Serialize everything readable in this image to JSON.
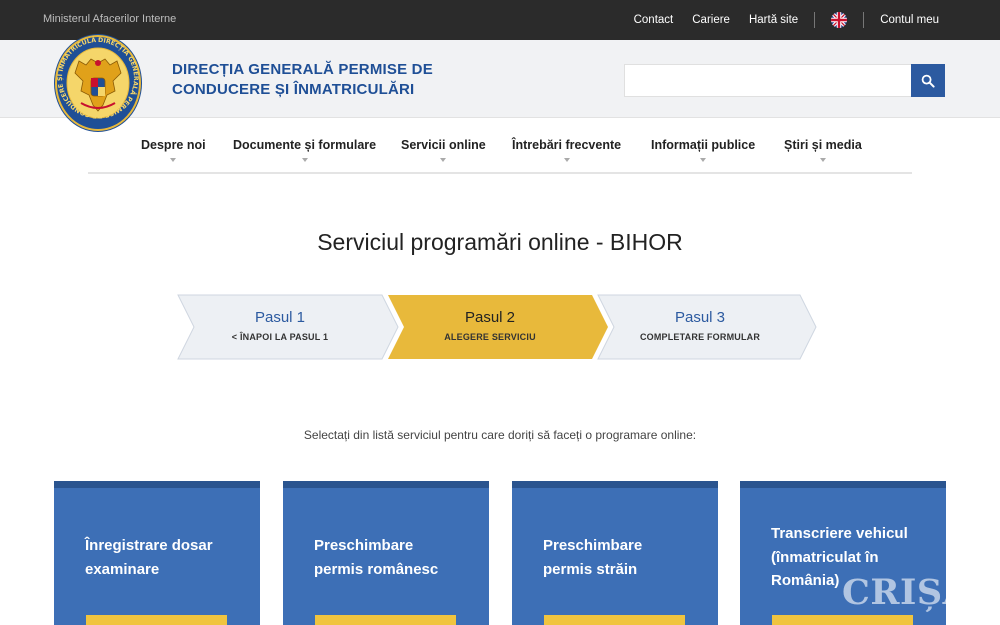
{
  "topbar": {
    "ministry": "Ministerul Afacerilor Interne",
    "links": [
      "Contact",
      "Cariere",
      "Hartă site"
    ],
    "account": "Contul meu"
  },
  "header": {
    "brand_line1": "DIRECȚIA GENERALĂ PERMISE DE",
    "brand_line2": "CONDUCERE ȘI ÎNMATRICULĂRI",
    "logo_ring_text": "DIRECȚIA GENERALĂ PERMISE DE CONDUCERE ȘI ÎNMATRICULĂRI",
    "search_placeholder": ""
  },
  "nav": {
    "items": [
      "Despre noi",
      "Documente și formulare",
      "Servicii online",
      "Întrebări frecvente",
      "Informații publice",
      "Știri și media"
    ]
  },
  "page": {
    "title": "Serviciul programări online - BIHOR",
    "instruction": "Selectați din listă serviciul pentru care doriți să faceți o programare online:"
  },
  "steps": [
    {
      "title": "Pasul 1",
      "subtitle": "< ÎNAPOI LA PASUL 1",
      "state": "done"
    },
    {
      "title": "Pasul 2",
      "subtitle": "ALEGERE SERVICIU",
      "state": "active"
    },
    {
      "title": "Pasul 3",
      "subtitle": "COMPLETARE FORMULAR",
      "state": "pending"
    }
  ],
  "cards": [
    {
      "line1": "Înregistrare dosar",
      "line2": "examinare",
      "line3": ""
    },
    {
      "line1": "Preschimbare",
      "line2": "permis românesc",
      "line3": ""
    },
    {
      "line1": "Preschimbare",
      "line2": "permis străin",
      "line3": ""
    },
    {
      "line1": "Transcriere vehicul",
      "line2": "(înmatriculat în",
      "line3": "România)"
    }
  ],
  "watermark": "CRIȘANA",
  "colors": {
    "topbar": "#2b2b2b",
    "brand_blue": "#1f4f96",
    "card_blue": "#3d6fb6",
    "card_border": "#2a548f",
    "active_step": "#e8b93b",
    "inactive_step": "#edf0f4",
    "accent_yellow": "#f0c43f"
  }
}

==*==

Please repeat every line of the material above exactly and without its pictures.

Serialize everything readable in this image to JSON.
{
  "topbar": {
    "ministry": "Ministerul Afacerilor Interne",
    "links": [
      "Contact",
      "Cariere",
      "Hartă site"
    ],
    "account": "Contul meu"
  },
  "header": {
    "brand_line1": "DIRECȚIA GENERALĂ PERMISE DE",
    "brand_line2": "CONDUCERE ȘI ÎNMATRICULĂRI",
    "logo_ring_text": "DIRECȚIA GENERALĂ PERMISE DE CONDUCERE ȘI ÎNMATRICULĂRI",
    "search_placeholder": ""
  },
  "nav": {
    "items": [
      "Despre noi",
      "Documente și formulare",
      "Servicii online",
      "Întrebări frecvente",
      "Informații publice",
      "Știri și media"
    ]
  },
  "page": {
    "title": "Serviciul programări online - BIHOR",
    "instruction": "Selectați din listă serviciul pentru care doriți să faceți o programare online:"
  },
  "steps": [
    {
      "title": "Pasul 1",
      "subtitle": "< ÎNAPOI LA PASUL 1",
      "state": "done"
    },
    {
      "title": "Pasul 2",
      "subtitle": "ALEGERE SERVICIU",
      "state": "active"
    },
    {
      "title": "Pasul 3",
      "subtitle": "COMPLETARE FORMULAR",
      "state": "pending"
    }
  ],
  "cards": [
    {
      "line1": "Înregistrare dosar",
      "line2": "examinare",
      "line3": ""
    },
    {
      "line1": "Preschimbare",
      "line2": "permis românesc",
      "line3": ""
    },
    {
      "line1": "Preschimbare",
      "line2": "permis străin",
      "line3": ""
    },
    {
      "line1": "Transcriere vehicul",
      "line2": "(înmatriculat în",
      "line3": "România)"
    }
  ],
  "watermark": "CRIȘANA",
  "colors": {
    "topbar": "#2b2b2b",
    "brand_blue": "#1f4f96",
    "card_blue": "#3d6fb6",
    "card_border": "#2a548f",
    "active_step": "#e8b93b",
    "inactive_step": "#edf0f4",
    "accent_yellow": "#f0c43f"
  }
}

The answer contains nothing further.